= PROBLEM TO WORK ON =
Would you give the entries below again in full, exactly as they stand?

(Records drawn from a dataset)
***
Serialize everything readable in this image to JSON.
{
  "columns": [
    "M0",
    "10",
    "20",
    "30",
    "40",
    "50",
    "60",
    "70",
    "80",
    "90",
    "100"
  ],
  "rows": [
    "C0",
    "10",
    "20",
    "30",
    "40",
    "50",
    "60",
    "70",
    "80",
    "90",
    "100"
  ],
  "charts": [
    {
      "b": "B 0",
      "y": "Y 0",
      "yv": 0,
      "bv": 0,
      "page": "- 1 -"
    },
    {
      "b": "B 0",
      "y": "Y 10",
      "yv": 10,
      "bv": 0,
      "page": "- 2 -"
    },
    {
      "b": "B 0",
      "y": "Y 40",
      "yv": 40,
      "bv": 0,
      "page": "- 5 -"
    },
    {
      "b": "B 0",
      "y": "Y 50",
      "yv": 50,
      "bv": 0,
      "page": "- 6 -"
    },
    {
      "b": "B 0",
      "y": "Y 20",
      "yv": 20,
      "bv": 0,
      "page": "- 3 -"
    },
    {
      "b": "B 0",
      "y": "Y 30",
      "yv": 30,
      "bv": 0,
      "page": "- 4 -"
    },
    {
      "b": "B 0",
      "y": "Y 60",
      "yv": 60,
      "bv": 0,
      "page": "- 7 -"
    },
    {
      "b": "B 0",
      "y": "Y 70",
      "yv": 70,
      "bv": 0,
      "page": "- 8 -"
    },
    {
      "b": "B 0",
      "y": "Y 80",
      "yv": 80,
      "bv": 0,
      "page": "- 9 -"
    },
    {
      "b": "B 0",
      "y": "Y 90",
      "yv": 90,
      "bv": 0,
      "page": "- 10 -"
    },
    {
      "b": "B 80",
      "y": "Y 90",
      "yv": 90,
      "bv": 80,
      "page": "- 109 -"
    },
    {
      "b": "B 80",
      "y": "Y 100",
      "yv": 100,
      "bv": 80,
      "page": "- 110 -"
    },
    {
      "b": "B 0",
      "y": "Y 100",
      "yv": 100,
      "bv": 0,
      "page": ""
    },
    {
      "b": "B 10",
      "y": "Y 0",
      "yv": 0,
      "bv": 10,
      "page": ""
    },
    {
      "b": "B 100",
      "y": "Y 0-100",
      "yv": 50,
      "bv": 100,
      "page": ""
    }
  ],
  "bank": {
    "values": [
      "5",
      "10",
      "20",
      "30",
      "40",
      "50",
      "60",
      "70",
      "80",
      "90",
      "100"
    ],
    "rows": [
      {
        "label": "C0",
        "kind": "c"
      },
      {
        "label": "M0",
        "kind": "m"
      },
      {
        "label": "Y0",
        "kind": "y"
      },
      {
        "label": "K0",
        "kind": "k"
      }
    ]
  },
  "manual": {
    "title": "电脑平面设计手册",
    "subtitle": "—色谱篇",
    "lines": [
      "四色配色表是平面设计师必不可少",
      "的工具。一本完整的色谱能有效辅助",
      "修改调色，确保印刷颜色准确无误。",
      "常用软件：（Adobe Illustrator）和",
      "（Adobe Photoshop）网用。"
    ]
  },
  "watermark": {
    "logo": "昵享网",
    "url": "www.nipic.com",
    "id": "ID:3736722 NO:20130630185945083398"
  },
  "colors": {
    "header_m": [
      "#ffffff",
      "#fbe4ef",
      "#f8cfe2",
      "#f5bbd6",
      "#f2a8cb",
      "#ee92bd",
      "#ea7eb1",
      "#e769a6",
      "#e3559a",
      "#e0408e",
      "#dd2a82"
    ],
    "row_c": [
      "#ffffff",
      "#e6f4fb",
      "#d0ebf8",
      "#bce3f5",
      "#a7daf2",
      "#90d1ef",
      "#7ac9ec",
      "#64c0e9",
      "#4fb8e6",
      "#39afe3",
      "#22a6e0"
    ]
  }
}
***
= RESULT OF THE EXERCISE =
Serialize everything readable in this image to JSON.
{
  "columns": [
    "M0",
    "10",
    "20",
    "30",
    "40",
    "50",
    "60",
    "70",
    "80",
    "90",
    "100"
  ],
  "rows": [
    "C0",
    "10",
    "20",
    "30",
    "40",
    "50",
    "60",
    "70",
    "80",
    "90",
    "100"
  ],
  "charts": [
    {
      "b": "B 0",
      "y": "Y 0",
      "yv": 0,
      "bv": 0,
      "page": "- 1 -"
    },
    {
      "b": "B 0",
      "y": "Y 10",
      "yv": 10,
      "bv": 0,
      "page": "- 2 -"
    },
    {
      "b": "B 0",
      "y": "Y 40",
      "yv": 40,
      "bv": 0,
      "page": "- 5 -"
    },
    {
      "b": "B 0",
      "y": "Y 50",
      "yv": 50,
      "bv": 0,
      "page": "- 6 -"
    },
    {
      "b": "B 0",
      "y": "Y 20",
      "yv": 20,
      "bv": 0,
      "page": "- 3 -"
    },
    {
      "b": "B 0",
      "y": "Y 30",
      "yv": 30,
      "bv": 0,
      "page": "- 4 -"
    },
    {
      "b": "B 0",
      "y": "Y 60",
      "yv": 60,
      "bv": 0,
      "page": "- 7 -"
    },
    {
      "b": "B 0",
      "y": "Y 70",
      "yv": 70,
      "bv": 0,
      "page": "- 8 -"
    },
    {
      "b": "B 0",
      "y": "Y 80",
      "yv": 80,
      "bv": 0,
      "page": "- 9 -"
    },
    {
      "b": "B 0",
      "y": "Y 90",
      "yv": 90,
      "bv": 0,
      "page": "- 10 -"
    },
    {
      "b": "B 80",
      "y": "Y 90",
      "yv": 90,
      "bv": 80,
      "page": "- 109 -"
    },
    {
      "b": "B 80",
      "y": "Y 100",
      "yv": 100,
      "bv": 80,
      "page": "- 110 -"
    },
    {
      "b": "B 0",
      "y": "Y 100",
      "yv": 100,
      "bv": 0,
      "page": ""
    },
    {
      "b": "B 10",
      "y": "Y 0",
      "yv": 0,
      "bv": 10,
      "page": ""
    },
    {
      "b": "B 100",
      "y": "Y 0-100",
      "yv": 50,
      "bv": 100,
      "page": ""
    }
  ],
  "bank": {
    "values": [
      "5",
      "10",
      "20",
      "30",
      "40",
      "50",
      "60",
      "70",
      "80",
      "90",
      "100"
    ],
    "rows": [
      {
        "label": "C0",
        "kind": "c"
      },
      {
        "label": "M0",
        "kind": "m"
      },
      {
        "label": "Y0",
        "kind": "y"
      },
      {
        "label": "K0",
        "kind": "k"
      }
    ]
  },
  "manual": {
    "title": "电脑平面设计手册",
    "subtitle": "—色谱篇",
    "lines": [
      "四色配色表是平面设计师必不可少",
      "的工具。一本完整的色谱能有效辅助",
      "修改调色，确保印刷颜色准确无误。",
      "常用软件：（Adobe Illustrator）和",
      "（Adobe Photoshop）网用。"
    ]
  },
  "watermark": {
    "logo": "昵享网",
    "url": "www.nipic.com",
    "id": "ID:3736722 NO:20130630185945083398"
  },
  "colors": {
    "header_m": [
      "#ffffff",
      "#fbe4ef",
      "#f8cfe2",
      "#f5bbd6",
      "#f2a8cb",
      "#ee92bd",
      "#ea7eb1",
      "#e769a6",
      "#e3559a",
      "#e0408e",
      "#dd2a82"
    ],
    "row_c": [
      "#ffffff",
      "#e6f4fb",
      "#d0ebf8",
      "#bce3f5",
      "#a7daf2",
      "#90d1ef",
      "#7ac9ec",
      "#64c0e9",
      "#4fb8e6",
      "#39afe3",
      "#22a6e0"
    ]
  }
}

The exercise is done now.